[Data about app and page elements]
• • •

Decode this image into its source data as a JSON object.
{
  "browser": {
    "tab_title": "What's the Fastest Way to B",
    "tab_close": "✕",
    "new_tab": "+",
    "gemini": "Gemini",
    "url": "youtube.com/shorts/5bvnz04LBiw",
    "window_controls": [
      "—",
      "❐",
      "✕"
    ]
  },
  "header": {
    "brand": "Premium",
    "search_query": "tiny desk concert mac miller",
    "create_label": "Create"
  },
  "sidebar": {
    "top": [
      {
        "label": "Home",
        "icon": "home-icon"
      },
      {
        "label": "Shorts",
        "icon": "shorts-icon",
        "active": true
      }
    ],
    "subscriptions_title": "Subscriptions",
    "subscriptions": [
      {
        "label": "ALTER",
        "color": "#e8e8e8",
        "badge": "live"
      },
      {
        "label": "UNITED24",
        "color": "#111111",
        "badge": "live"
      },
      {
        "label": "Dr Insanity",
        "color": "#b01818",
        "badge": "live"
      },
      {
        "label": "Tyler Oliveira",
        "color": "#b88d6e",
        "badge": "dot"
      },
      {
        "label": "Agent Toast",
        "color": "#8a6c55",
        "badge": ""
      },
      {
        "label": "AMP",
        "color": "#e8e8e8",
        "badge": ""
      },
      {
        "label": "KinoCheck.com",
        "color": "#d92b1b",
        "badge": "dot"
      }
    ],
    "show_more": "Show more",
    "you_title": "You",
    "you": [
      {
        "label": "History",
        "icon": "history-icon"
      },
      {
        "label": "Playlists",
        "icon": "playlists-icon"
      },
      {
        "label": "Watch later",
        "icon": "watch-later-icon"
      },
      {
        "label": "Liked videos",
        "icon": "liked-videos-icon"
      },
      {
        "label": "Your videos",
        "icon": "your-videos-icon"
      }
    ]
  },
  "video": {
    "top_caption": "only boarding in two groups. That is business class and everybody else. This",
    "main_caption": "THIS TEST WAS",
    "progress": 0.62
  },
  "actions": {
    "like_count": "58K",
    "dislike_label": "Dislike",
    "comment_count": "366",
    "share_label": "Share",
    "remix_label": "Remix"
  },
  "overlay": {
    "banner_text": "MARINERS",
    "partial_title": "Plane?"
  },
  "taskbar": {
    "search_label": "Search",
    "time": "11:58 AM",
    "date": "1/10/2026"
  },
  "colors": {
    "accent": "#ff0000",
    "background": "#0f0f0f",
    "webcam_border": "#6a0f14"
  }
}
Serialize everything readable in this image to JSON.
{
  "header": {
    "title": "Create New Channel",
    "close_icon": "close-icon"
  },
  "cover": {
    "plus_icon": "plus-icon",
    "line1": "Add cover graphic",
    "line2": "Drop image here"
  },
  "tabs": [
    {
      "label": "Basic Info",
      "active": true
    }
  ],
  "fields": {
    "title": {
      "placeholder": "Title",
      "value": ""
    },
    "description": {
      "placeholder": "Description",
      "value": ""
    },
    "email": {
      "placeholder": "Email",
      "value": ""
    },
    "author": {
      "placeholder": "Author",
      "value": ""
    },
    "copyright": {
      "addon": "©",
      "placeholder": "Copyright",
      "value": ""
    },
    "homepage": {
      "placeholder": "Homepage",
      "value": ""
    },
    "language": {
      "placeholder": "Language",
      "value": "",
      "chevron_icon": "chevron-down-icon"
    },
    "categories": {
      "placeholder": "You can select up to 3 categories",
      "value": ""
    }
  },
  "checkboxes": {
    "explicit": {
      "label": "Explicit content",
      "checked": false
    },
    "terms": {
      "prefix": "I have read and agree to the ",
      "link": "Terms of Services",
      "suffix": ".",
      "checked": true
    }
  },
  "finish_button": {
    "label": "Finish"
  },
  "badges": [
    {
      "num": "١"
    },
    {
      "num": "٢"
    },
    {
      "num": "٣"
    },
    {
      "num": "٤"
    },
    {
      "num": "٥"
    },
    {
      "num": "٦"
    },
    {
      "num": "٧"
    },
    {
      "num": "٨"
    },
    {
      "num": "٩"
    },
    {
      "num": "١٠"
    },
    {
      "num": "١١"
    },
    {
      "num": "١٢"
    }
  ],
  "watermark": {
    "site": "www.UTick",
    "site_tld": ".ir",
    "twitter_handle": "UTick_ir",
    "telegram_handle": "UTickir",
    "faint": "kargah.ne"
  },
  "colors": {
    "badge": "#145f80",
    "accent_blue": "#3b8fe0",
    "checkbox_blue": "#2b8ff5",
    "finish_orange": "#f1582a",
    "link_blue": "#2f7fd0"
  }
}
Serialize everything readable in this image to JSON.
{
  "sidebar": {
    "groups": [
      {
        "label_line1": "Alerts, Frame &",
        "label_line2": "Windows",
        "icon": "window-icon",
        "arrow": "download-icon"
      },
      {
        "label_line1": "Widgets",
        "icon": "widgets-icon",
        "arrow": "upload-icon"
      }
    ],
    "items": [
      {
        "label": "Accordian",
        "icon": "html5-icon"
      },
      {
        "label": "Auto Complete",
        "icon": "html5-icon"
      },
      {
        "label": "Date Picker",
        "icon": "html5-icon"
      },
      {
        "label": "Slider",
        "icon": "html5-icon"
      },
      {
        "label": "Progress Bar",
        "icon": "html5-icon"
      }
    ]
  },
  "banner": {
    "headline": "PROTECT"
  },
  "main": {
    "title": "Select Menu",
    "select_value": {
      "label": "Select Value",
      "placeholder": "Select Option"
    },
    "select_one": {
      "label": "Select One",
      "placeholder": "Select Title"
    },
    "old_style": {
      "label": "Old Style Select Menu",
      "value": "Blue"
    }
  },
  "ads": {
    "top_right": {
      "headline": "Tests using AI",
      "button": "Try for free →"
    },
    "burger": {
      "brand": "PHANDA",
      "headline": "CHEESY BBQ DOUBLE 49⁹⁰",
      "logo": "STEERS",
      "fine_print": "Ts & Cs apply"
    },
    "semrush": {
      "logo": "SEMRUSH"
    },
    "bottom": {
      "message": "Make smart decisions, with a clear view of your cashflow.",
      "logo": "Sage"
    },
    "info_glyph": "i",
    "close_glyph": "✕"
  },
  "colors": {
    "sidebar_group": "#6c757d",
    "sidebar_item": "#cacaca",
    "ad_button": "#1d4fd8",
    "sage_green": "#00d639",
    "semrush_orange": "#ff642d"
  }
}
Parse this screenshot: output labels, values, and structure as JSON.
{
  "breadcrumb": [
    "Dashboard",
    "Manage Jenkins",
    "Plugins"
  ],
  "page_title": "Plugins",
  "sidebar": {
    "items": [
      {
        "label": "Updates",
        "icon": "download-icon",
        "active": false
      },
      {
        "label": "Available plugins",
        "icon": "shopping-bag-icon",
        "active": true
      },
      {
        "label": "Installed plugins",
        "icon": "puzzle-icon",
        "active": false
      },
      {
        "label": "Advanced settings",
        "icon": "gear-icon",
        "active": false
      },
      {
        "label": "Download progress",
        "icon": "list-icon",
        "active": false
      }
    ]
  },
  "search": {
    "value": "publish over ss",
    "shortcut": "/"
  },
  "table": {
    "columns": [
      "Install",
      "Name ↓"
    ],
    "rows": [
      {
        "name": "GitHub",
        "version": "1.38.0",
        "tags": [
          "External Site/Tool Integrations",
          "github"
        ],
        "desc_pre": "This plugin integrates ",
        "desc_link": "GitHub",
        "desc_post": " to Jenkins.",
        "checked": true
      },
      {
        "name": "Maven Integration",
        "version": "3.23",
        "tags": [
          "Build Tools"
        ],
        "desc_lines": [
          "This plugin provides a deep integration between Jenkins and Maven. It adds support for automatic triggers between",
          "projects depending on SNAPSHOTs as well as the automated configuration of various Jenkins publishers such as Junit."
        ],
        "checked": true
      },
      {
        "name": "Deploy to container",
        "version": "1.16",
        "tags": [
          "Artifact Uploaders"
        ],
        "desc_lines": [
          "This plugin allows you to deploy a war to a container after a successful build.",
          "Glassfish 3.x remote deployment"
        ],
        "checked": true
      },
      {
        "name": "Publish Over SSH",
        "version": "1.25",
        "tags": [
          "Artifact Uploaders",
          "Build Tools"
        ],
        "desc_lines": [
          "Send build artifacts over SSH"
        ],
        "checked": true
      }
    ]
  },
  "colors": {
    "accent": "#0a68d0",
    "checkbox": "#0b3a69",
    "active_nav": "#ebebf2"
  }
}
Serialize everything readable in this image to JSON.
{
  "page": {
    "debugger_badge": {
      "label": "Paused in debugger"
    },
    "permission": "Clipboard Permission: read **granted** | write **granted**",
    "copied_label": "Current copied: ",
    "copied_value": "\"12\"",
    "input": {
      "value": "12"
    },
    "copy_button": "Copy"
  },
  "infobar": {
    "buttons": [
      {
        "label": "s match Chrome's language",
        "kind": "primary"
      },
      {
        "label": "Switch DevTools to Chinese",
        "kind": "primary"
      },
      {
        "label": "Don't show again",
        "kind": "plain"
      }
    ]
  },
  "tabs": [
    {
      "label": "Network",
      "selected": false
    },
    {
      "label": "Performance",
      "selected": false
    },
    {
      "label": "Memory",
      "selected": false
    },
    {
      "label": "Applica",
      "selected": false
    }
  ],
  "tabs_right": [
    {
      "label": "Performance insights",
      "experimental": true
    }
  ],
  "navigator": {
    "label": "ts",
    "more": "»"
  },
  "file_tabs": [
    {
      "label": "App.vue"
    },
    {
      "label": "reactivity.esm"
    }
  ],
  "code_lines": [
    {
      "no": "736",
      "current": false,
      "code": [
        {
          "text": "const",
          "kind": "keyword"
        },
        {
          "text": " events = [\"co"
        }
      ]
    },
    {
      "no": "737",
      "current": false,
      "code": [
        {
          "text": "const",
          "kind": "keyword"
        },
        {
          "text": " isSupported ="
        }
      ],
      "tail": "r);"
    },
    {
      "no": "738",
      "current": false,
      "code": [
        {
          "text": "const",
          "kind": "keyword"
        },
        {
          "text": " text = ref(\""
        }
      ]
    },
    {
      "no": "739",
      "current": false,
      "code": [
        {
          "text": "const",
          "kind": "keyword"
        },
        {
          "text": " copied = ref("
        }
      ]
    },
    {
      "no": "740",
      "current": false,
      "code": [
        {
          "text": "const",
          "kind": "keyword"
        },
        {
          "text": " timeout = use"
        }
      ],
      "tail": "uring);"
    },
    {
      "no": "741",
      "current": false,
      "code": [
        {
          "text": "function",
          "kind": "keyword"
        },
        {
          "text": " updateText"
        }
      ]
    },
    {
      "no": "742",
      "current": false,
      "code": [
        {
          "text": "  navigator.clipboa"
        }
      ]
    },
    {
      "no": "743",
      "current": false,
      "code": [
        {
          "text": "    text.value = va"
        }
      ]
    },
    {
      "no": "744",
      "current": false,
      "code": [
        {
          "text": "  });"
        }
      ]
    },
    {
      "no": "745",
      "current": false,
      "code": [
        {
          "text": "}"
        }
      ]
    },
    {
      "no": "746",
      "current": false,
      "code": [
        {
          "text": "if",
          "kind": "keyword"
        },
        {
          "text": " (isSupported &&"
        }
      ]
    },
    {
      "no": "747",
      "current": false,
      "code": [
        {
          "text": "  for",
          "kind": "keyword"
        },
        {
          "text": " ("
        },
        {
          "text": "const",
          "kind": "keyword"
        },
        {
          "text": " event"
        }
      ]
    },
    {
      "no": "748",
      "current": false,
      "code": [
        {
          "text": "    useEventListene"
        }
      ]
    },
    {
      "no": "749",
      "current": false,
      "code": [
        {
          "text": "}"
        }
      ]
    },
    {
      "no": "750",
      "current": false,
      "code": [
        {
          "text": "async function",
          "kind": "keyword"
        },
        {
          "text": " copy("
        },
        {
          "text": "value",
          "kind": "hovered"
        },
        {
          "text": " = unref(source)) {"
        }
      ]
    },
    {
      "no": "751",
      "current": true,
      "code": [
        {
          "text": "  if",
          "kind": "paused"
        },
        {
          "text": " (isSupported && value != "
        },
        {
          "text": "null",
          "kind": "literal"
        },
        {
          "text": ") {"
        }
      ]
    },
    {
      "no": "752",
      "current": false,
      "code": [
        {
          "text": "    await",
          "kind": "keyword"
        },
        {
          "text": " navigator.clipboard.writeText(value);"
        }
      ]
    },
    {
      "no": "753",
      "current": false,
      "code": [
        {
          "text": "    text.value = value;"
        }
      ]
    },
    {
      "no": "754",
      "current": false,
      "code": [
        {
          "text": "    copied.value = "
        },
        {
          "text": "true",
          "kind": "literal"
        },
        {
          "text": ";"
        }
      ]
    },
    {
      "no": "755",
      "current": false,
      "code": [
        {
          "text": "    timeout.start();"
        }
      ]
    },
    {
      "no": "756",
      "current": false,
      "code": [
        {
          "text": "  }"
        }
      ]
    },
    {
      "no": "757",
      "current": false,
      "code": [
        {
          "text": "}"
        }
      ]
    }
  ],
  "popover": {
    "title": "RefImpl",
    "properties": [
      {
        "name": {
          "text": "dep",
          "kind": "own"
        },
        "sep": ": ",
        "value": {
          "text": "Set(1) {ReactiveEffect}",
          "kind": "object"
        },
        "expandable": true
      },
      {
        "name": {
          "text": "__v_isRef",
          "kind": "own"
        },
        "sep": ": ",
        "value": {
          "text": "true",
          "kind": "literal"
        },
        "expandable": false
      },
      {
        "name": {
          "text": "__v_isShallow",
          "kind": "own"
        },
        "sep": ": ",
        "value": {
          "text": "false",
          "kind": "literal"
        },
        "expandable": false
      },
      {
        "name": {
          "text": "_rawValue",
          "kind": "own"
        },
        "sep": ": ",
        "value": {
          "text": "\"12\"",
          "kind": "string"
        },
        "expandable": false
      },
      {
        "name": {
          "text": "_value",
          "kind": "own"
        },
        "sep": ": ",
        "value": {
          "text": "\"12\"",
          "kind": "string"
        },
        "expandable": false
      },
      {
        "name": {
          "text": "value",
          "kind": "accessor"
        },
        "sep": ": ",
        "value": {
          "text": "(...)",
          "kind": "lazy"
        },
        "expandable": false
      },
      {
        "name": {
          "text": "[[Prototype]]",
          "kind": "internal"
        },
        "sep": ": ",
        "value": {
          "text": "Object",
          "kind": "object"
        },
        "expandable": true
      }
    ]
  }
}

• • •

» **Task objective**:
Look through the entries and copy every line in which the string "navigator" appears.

» **Exercise answer**:
  "navigator": {
          "text": "  navigator.clipboa"
          "text": " navigator.clipboard.writeText(value);"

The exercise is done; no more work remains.